Dekker-Cees-5252Cees Dekker (56) is professor of molecular biophysics at Delft University of Technology and the director of the prestigious Kavli Institute of Nanoscience Delft. He gained international recognition in the 1990s for his pioneering research into the characteristics and applications of carbon nanotubes. He used the nanotubes to create transistors out of only one molecule, and his work long served as an icon of nanotechnology, i.e. technology on a scale of a millionth of millimetre.

Starting in 2000, Dekker – then a physicist – became increasingly fascinated by biology. Today, he and the dozens of researchers employed at his laboratory in Delft still explore the machinery of living cells on the same miniscule scale.

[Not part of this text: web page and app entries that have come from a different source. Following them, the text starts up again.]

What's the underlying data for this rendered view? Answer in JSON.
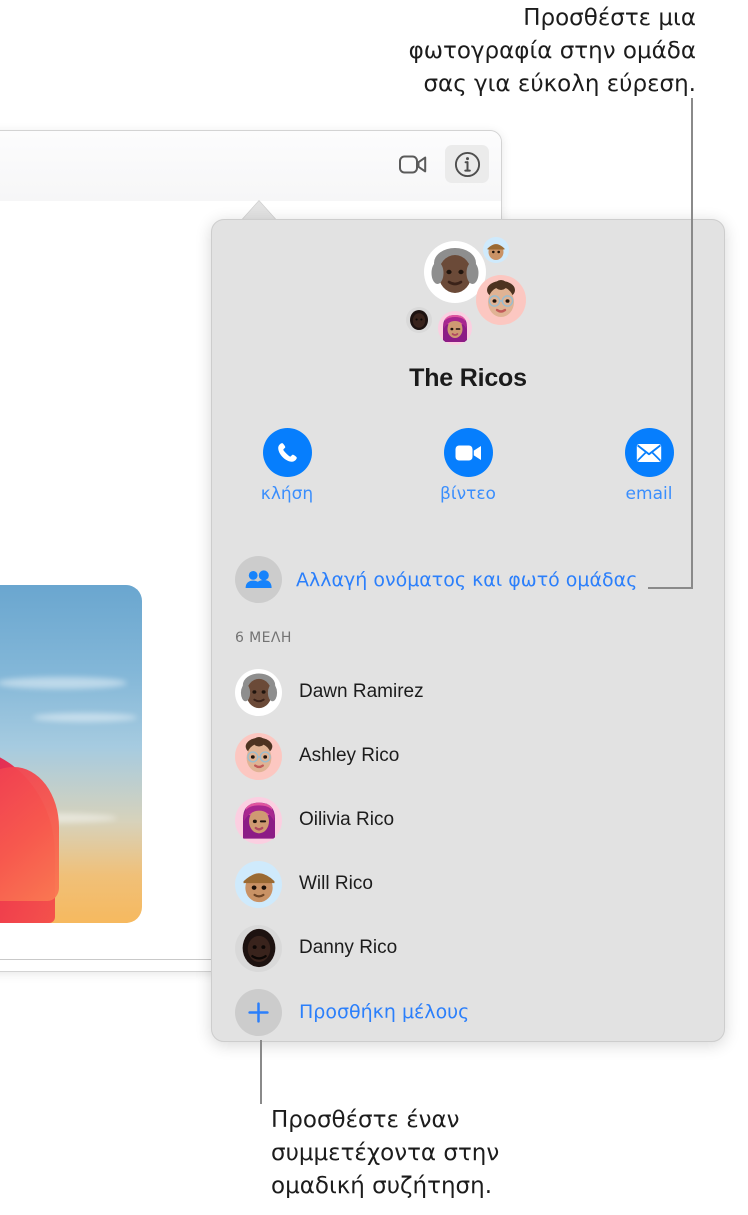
{
  "annotations": {
    "top": "Προσθέστε μια\nφωτογραφία στην ομάδα\nσας για εύκολη εύρεση.",
    "bottom": "Προσθέστε έναν\nσυμμετέχοντα στην\nομαδική συζήτηση."
  },
  "window": {
    "toolbar": {
      "video_button_icon": "video-camera-icon",
      "info_button_icon": "info-circle-icon"
    },
    "message": {
      "attachment_type": "photo"
    }
  },
  "popover": {
    "title": "The Ricos",
    "avatar_cluster": [
      {
        "name": "Dawn Ramirez",
        "bg": "#ffffff"
      },
      {
        "name": "Will Rico",
        "bg": "#cfeafc"
      },
      {
        "name": "Ashley Rico",
        "bg": "#fcc7c1"
      },
      {
        "name": "Danny Rico",
        "bg": "#d9d9d9"
      },
      {
        "name": "Oilivia Rico",
        "bg": "#fbcfe1"
      }
    ],
    "actions": [
      {
        "label": "κλήση",
        "icon": "phone-icon"
      },
      {
        "label": "βίντεο",
        "icon": "video-camera-icon"
      },
      {
        "label": "email",
        "icon": "envelope-icon"
      }
    ],
    "rename": {
      "label": "Αλλαγή ονόματος και φωτό ομάδας",
      "icon": "two-people-icon"
    },
    "members_header": "6 ΜΕΛΗ",
    "members": [
      {
        "name": "Dawn Ramirez",
        "bg": "#ffffff"
      },
      {
        "name": "Ashley Rico",
        "bg": "#fcc7c1"
      },
      {
        "name": "Oilivia Rico",
        "bg": "#fbcfe1"
      },
      {
        "name": "Will Rico",
        "bg": "#cfeafc"
      },
      {
        "name": "Danny Rico",
        "bg": "#d9d9d9"
      }
    ],
    "add_member": {
      "label": "Προσθήκη μέλους",
      "icon": "plus-icon"
    }
  },
  "colors": {
    "accent_blue": "#067efd",
    "link_blue": "#2b7ffb",
    "popover_bg": "#e2e2e2",
    "text_primary": "#1c1c1c",
    "text_secondary": "#737373"
  }
}
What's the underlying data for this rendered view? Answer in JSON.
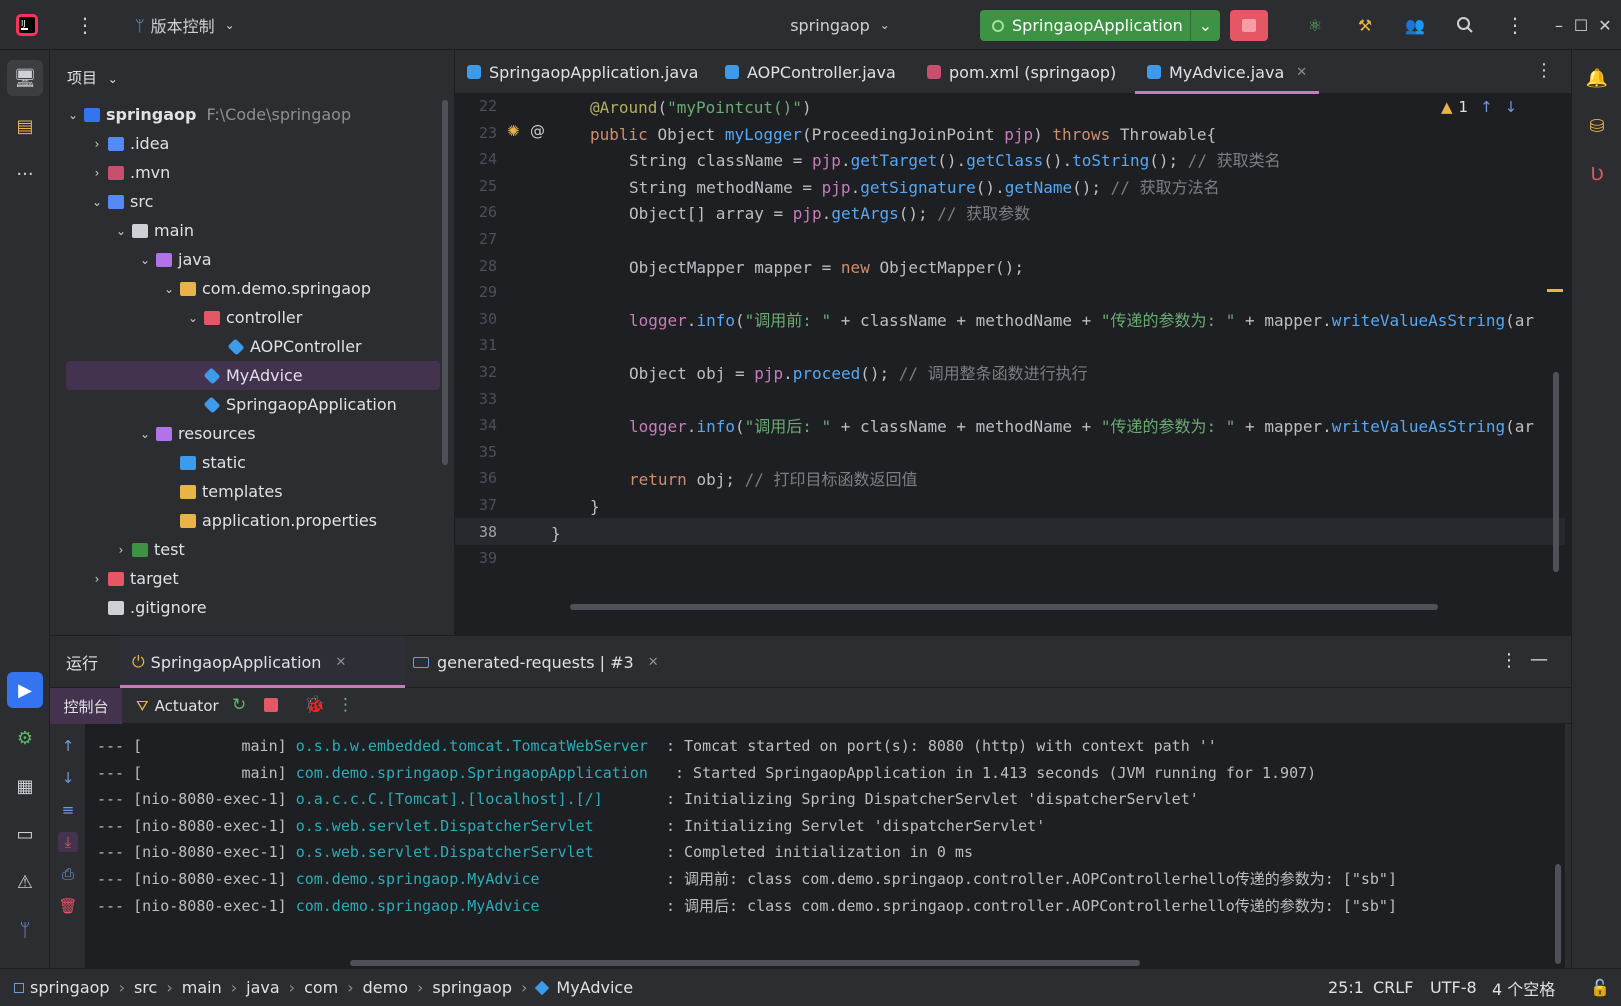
{
  "titlebar": {
    "vcs_label": "版本控制",
    "project_name": "springaop",
    "run_config": "SpringaopApplication"
  },
  "project_panel": {
    "header": "项目",
    "tree": [
      {
        "label": "springaop",
        "path": "F:\\Code\\springaop",
        "depth": 0,
        "expanded": true,
        "icon": "module-folder-icon",
        "color": "#3574f0"
      },
      {
        "label": ".idea",
        "depth": 1,
        "expanded": false,
        "icon": "folder-icon",
        "color": "#548af7"
      },
      {
        "label": ".mvn",
        "depth": 1,
        "expanded": false,
        "icon": "folder-icon",
        "color": "#c94f6f"
      },
      {
        "label": "src",
        "depth": 1,
        "expanded": true,
        "icon": "source-folder-icon",
        "color": "#548af7"
      },
      {
        "label": "main",
        "depth": 2,
        "expanded": true,
        "icon": "folder-icon",
        "color": "#ced0d6"
      },
      {
        "label": "java",
        "depth": 3,
        "expanded": true,
        "icon": "java-source-folder-icon",
        "color": "#b074e8"
      },
      {
        "label": "com.demo.springaop",
        "depth": 4,
        "expanded": true,
        "icon": "package-icon",
        "color": "#e8b447"
      },
      {
        "label": "controller",
        "depth": 5,
        "expanded": true,
        "icon": "package-icon",
        "color": "#e55765"
      },
      {
        "label": "AOPController",
        "depth": 6,
        "icon": "class-icon",
        "color": "#3d9be9"
      },
      {
        "label": "MyAdvice",
        "depth": 5,
        "icon": "class-icon",
        "color": "#3d9be9",
        "selected": true
      },
      {
        "label": "SpringaopApplication",
        "depth": 5,
        "icon": "spring-class-icon",
        "color": "#3d9be9"
      },
      {
        "label": "resources",
        "depth": 3,
        "expanded": true,
        "icon": "resources-folder-icon",
        "color": "#b074e8"
      },
      {
        "label": "static",
        "depth": 4,
        "icon": "web-folder-icon",
        "color": "#3d9be9"
      },
      {
        "label": "templates",
        "depth": 4,
        "icon": "folder-icon",
        "color": "#e8b447"
      },
      {
        "label": "application.properties",
        "depth": 4,
        "icon": "properties-file-icon",
        "color": "#e8b447"
      },
      {
        "label": "test",
        "depth": 2,
        "expanded": false,
        "icon": "test-folder-icon",
        "color": "#3d9244"
      },
      {
        "label": "target",
        "depth": 1,
        "expanded": false,
        "icon": "excluded-folder-icon",
        "color": "#e55765"
      },
      {
        "label": ".gitignore",
        "depth": 1,
        "icon": "git-file-icon",
        "color": "#ced0d6"
      }
    ]
  },
  "editor": {
    "tabs": [
      {
        "label": "SpringaopApplication.java",
        "icon": "spring-class-icon",
        "color": "#3d9be9"
      },
      {
        "label": "AOPController.java",
        "icon": "class-icon",
        "color": "#3d9be9"
      },
      {
        "label": "pom.xml (springaop)",
        "icon": "maven-icon",
        "color": "#c94f6f"
      },
      {
        "label": "MyAdvice.java",
        "icon": "class-icon",
        "color": "#3d9be9",
        "active": true
      }
    ],
    "warning_count": "1",
    "current_line": "38",
    "lines": [
      {
        "n": "22",
        "parts": [
          [
            "an",
            "@Around"
          ],
          [
            "t",
            "("
          ],
          [
            "s",
            "\"myPointcut()\""
          ],
          [
            "t",
            ")"
          ]
        ],
        "indent": 1
      },
      {
        "n": "23",
        "parts": [
          [
            "k",
            "public "
          ],
          [
            "t",
            "Object "
          ],
          [
            "f",
            "myLogger"
          ],
          [
            "t",
            "(ProceedingJoinPoint "
          ],
          [
            "p",
            "pjp"
          ],
          [
            "t",
            ") "
          ],
          [
            "k",
            "throws "
          ],
          [
            "t",
            "Throwable{"
          ]
        ],
        "indent": 1
      },
      {
        "n": "24",
        "parts": [
          [
            "t",
            "String className = "
          ],
          [
            "p",
            "pjp"
          ],
          [
            "t",
            "."
          ],
          [
            "f",
            "getTarget"
          ],
          [
            "t",
            "()."
          ],
          [
            "f",
            "getClass"
          ],
          [
            "t",
            "()."
          ],
          [
            "f",
            "toString"
          ],
          [
            "t",
            "(); "
          ],
          [
            "c",
            "// 获取类名"
          ]
        ],
        "indent": 2
      },
      {
        "n": "25",
        "parts": [
          [
            "t",
            "String methodName = "
          ],
          [
            "p",
            "pjp"
          ],
          [
            "t",
            "."
          ],
          [
            "f",
            "getSignature"
          ],
          [
            "t",
            "()."
          ],
          [
            "f",
            "getName"
          ],
          [
            "t",
            "(); "
          ],
          [
            "c",
            "// 获取方法名"
          ]
        ],
        "indent": 2
      },
      {
        "n": "26",
        "parts": [
          [
            "t",
            "Object[] array = "
          ],
          [
            "p",
            "pjp"
          ],
          [
            "t",
            "."
          ],
          [
            "f",
            "getArgs"
          ],
          [
            "t",
            "(); "
          ],
          [
            "c",
            "// 获取参数"
          ]
        ],
        "indent": 2
      },
      {
        "n": "27",
        "parts": [],
        "indent": 0
      },
      {
        "n": "28",
        "parts": [
          [
            "t",
            "ObjectMapper mapper = "
          ],
          [
            "k",
            "new "
          ],
          [
            "t",
            "ObjectMapper();"
          ]
        ],
        "indent": 2
      },
      {
        "n": "29",
        "parts": [],
        "indent": 0
      },
      {
        "n": "30",
        "parts": [
          [
            "p",
            "logger"
          ],
          [
            "t",
            "."
          ],
          [
            "f",
            "info"
          ],
          [
            "t",
            "("
          ],
          [
            "s",
            "\"调用前: \""
          ],
          [
            "t",
            " + className + methodName + "
          ],
          [
            "s",
            "\"传递的参数为: \""
          ],
          [
            "t",
            " + mapper."
          ],
          [
            "f",
            "writeValueAsString"
          ],
          [
            "t",
            "(ar"
          ]
        ],
        "indent": 2
      },
      {
        "n": "31",
        "parts": [],
        "indent": 0
      },
      {
        "n": "32",
        "parts": [
          [
            "t",
            "Object obj = "
          ],
          [
            "p",
            "pjp"
          ],
          [
            "t",
            "."
          ],
          [
            "f",
            "proceed"
          ],
          [
            "t",
            "(); "
          ],
          [
            "c",
            "// 调用整条函数进行执行"
          ]
        ],
        "indent": 2
      },
      {
        "n": "33",
        "parts": [],
        "indent": 0
      },
      {
        "n": "34",
        "parts": [
          [
            "p",
            "logger"
          ],
          [
            "t",
            "."
          ],
          [
            "f",
            "info"
          ],
          [
            "t",
            "("
          ],
          [
            "s",
            "\"调用后: \""
          ],
          [
            "t",
            " + className + methodName + "
          ],
          [
            "s",
            "\"传递的参数为: \""
          ],
          [
            "t",
            " + mapper."
          ],
          [
            "f",
            "writeValueAsString"
          ],
          [
            "t",
            "(ar"
          ]
        ],
        "indent": 2
      },
      {
        "n": "35",
        "parts": [],
        "indent": 0
      },
      {
        "n": "36",
        "parts": [
          [
            "k",
            "return "
          ],
          [
            "t",
            "obj; "
          ],
          [
            "c",
            "// 打印目标函数返回值"
          ]
        ],
        "indent": 2
      },
      {
        "n": "37",
        "parts": [
          [
            "t",
            "}"
          ]
        ],
        "indent": 1
      },
      {
        "n": "38",
        "parts": [
          [
            "t",
            "}"
          ]
        ],
        "indent": 0
      },
      {
        "n": "39",
        "parts": [],
        "indent": 0
      }
    ]
  },
  "run_panel": {
    "title": "运行",
    "tabs": [
      {
        "label": "SpringaopApplication",
        "active": true
      },
      {
        "label": "generated-requests | #3",
        "active": false
      }
    ],
    "console_tab": "控制台",
    "actuator_tab": "Actuator",
    "log": [
      {
        "thread": "--- [           main] ",
        "logger": "o.s.b.w.embedded.tomcat.TomcatWebServer ",
        "msg": " : Tomcat started on port(s): 8080 (http) with context path ''"
      },
      {
        "thread": "--- [           main] ",
        "logger": "com.demo.springaop.SpringaopApplication  ",
        "msg": " : Started SpringaopApplication in 1.413 seconds (JVM running for 1.907)"
      },
      {
        "thread": "--- [nio-8080-exec-1] ",
        "logger": "o.a.c.c.C.[Tomcat].[localhost].[/]      ",
        "msg": " : Initializing Spring DispatcherServlet 'dispatcherServlet'"
      },
      {
        "thread": "--- [nio-8080-exec-1] ",
        "logger": "o.s.web.servlet.DispatcherServlet       ",
        "msg": " : Initializing Servlet 'dispatcherServlet'"
      },
      {
        "thread": "--- [nio-8080-exec-1] ",
        "logger": "o.s.web.servlet.DispatcherServlet       ",
        "msg": " : Completed initialization in 0 ms"
      },
      {
        "thread": "--- [nio-8080-exec-1] ",
        "logger": "com.demo.springaop.MyAdvice             ",
        "msg": " : 调用前: class com.demo.springaop.controller.AOPControllerhello传递的参数为: [\"sb\"]"
      },
      {
        "thread": "--- [nio-8080-exec-1] ",
        "logger": "com.demo.springaop.MyAdvice             ",
        "msg": " : 调用后: class com.demo.springaop.controller.AOPControllerhello传递的参数为: [\"sb\"]"
      }
    ]
  },
  "statusbar": {
    "breadcrumbs": [
      "springaop",
      "src",
      "main",
      "java",
      "com",
      "demo",
      "springaop",
      "MyAdvice"
    ],
    "position": "25:1",
    "line_sep": "CRLF",
    "encoding": "UTF-8",
    "indent": "4 个空格"
  }
}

His work has taught us how individual DNA and protein molecules work together, for example to repair damage to the genetic code. He developed ‘nanopores’ holes, so small that individual DNA molecules can be pulled through them, making it possible to read the genetic code. His most recent enthusiasm is the area where nanotechnology and synthetic biology overlap – an area that will take us much closer to answering the fundamental questions of life (‘Can we build a cell out of its separate components?’). Dekker will use the Academy Professor prize money to study synthetic cells.

Dekker has been an Academy member since 2003, the year in which he also won the Spinoza Prize. He has received many accolades for his work, including the 2001 Agilent Europhysics Prize and the 2012 Nanoscience Prize by the International Society for Nanoscale Science, Computation and Engineering. He has also twice received an Advanced Grant from the European Research Council. Delft University of Technology has appointed Dekker a distinguished professor.